[[ The records open ]]

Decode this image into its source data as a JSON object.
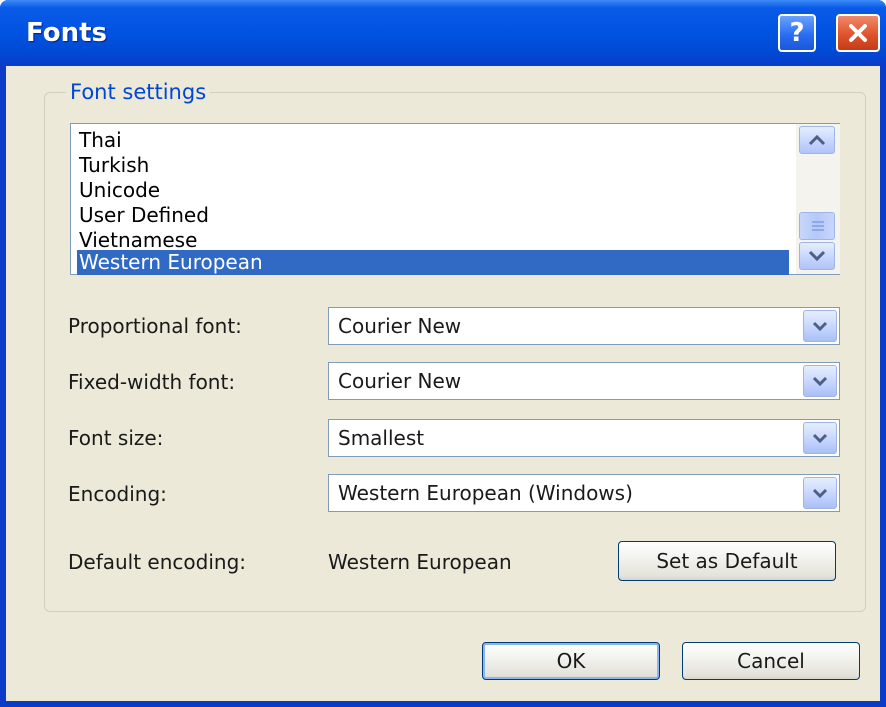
{
  "window": {
    "title": "Fonts",
    "help_label": "?"
  },
  "font_settings": {
    "legend": "Font settings",
    "languages": [
      "Thai",
      "Turkish",
      "Unicode",
      "User Defined",
      "Vietnamese",
      "Western European"
    ],
    "selected_language": "Western European"
  },
  "fields": {
    "proportional": {
      "label": "Proportional font:",
      "value": "Courier New"
    },
    "fixed_width": {
      "label": "Fixed-width font:",
      "value": "Courier New"
    },
    "font_size": {
      "label": "Font size:",
      "value": "Smallest"
    },
    "encoding": {
      "label": "Encoding:",
      "value": "Western European (Windows)"
    }
  },
  "default_encoding": {
    "label": "Default encoding:",
    "value": "Western European",
    "button_label": "Set as Default"
  },
  "buttons": {
    "ok_label": "OK",
    "cancel_label": "Cancel"
  },
  "colors": {
    "titlebar": "#0053e1",
    "selection": "#316ac5",
    "dialog_face": "#ece9d8",
    "legend_text": "#0046d5"
  }
}
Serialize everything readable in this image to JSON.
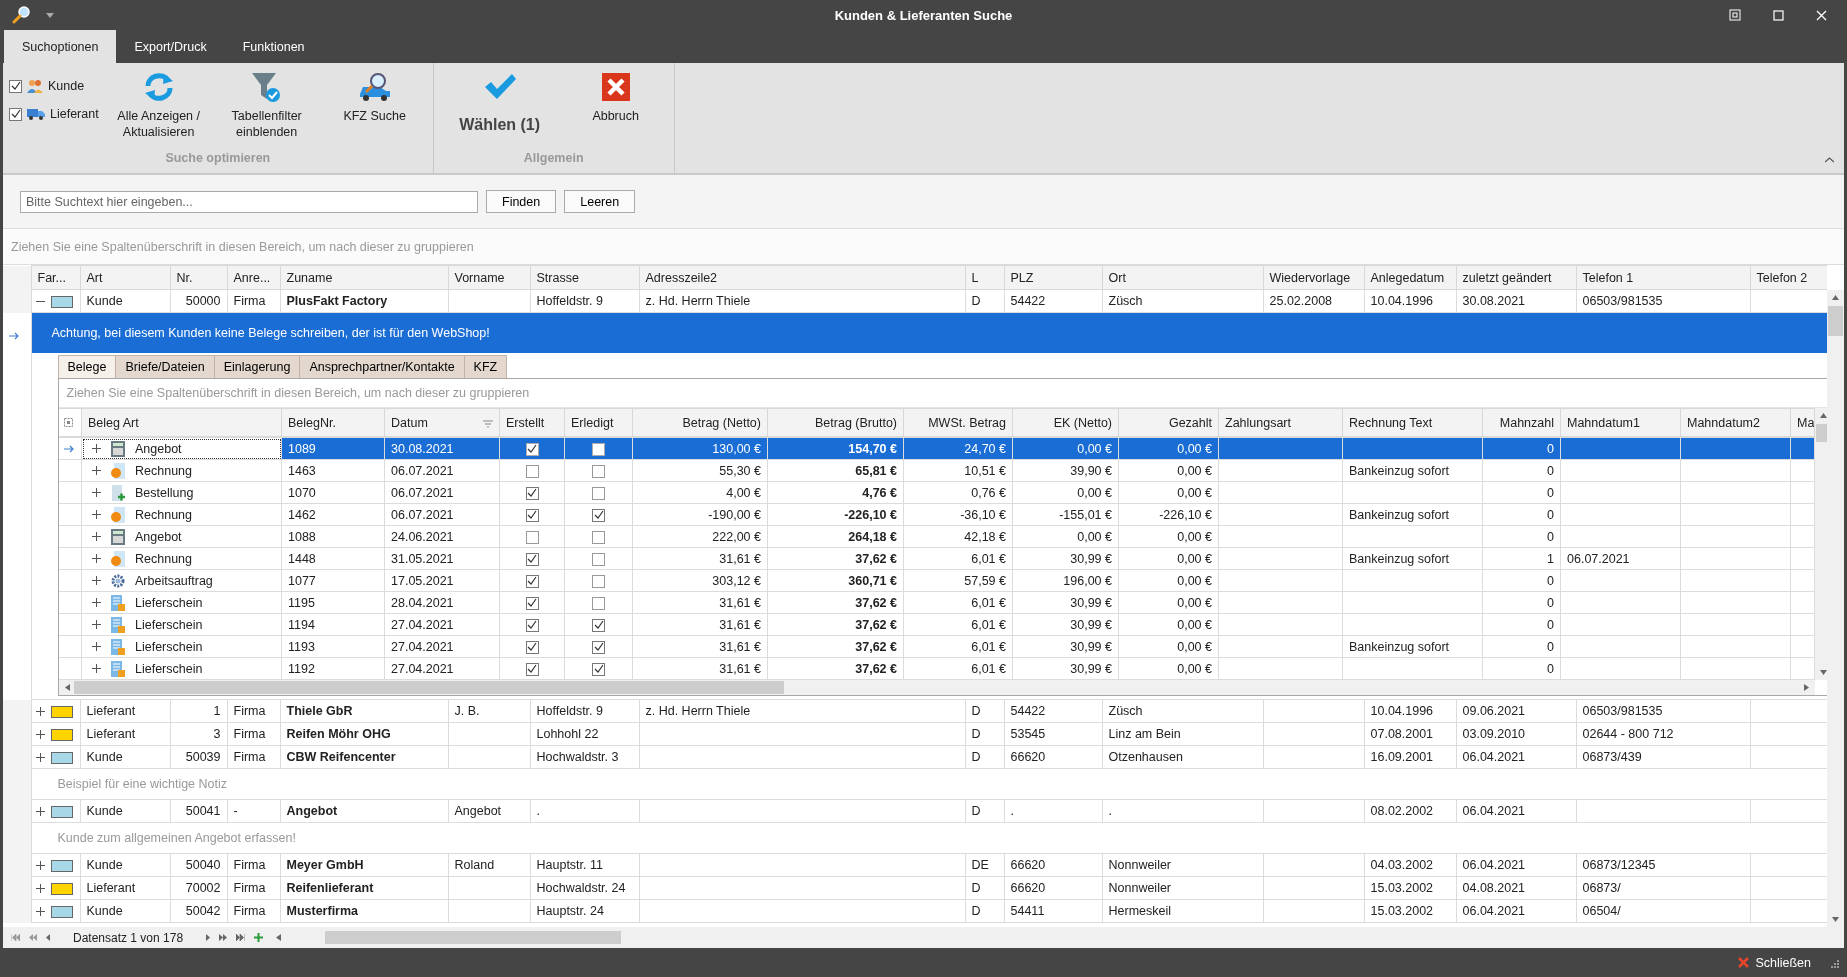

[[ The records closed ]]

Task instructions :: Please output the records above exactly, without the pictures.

Result for this task ::
Decode this image into its source data as a JSON object.
{
  "window": {
    "title": "Fonts",
    "help_label": "?"
  },
  "font_settings": {
    "legend": "Font settings",
    "languages": [
      "Thai",
      "Turkish",
      "Unicode",
      "User Defined",
      "Vietnamese",
      "Western European"
    ],
    "selected_language": "Western European"
  },
  "fields": {
    "proportional": {
      "label": "Proportional font:",
      "value": "Courier New"
    },
    "fixed_width": {
      "label": "Fixed-width font:",
      "value": "Courier New"
    },
    "font_size": {
      "label": "Font size:",
      "value": "Smallest"
    },
    "encoding": {
      "label": "Encoding:",
      "value": "Western European (Windows)"
    }
  },
  "default_encoding": {
    "label": "Default encoding:",
    "value": "Western European",
    "button_label": "Set as Default"
  },
  "buttons": {
    "ok_label": "OK",
    "cancel_label": "Cancel"
  },
  "colors": {
    "titlebar": "#0053e1",
    "selection": "#316ac5",
    "dialog_face": "#ece9d8",
    "legend_text": "#0046d5"
  }
}
Serialize everything readable in this image to JSON.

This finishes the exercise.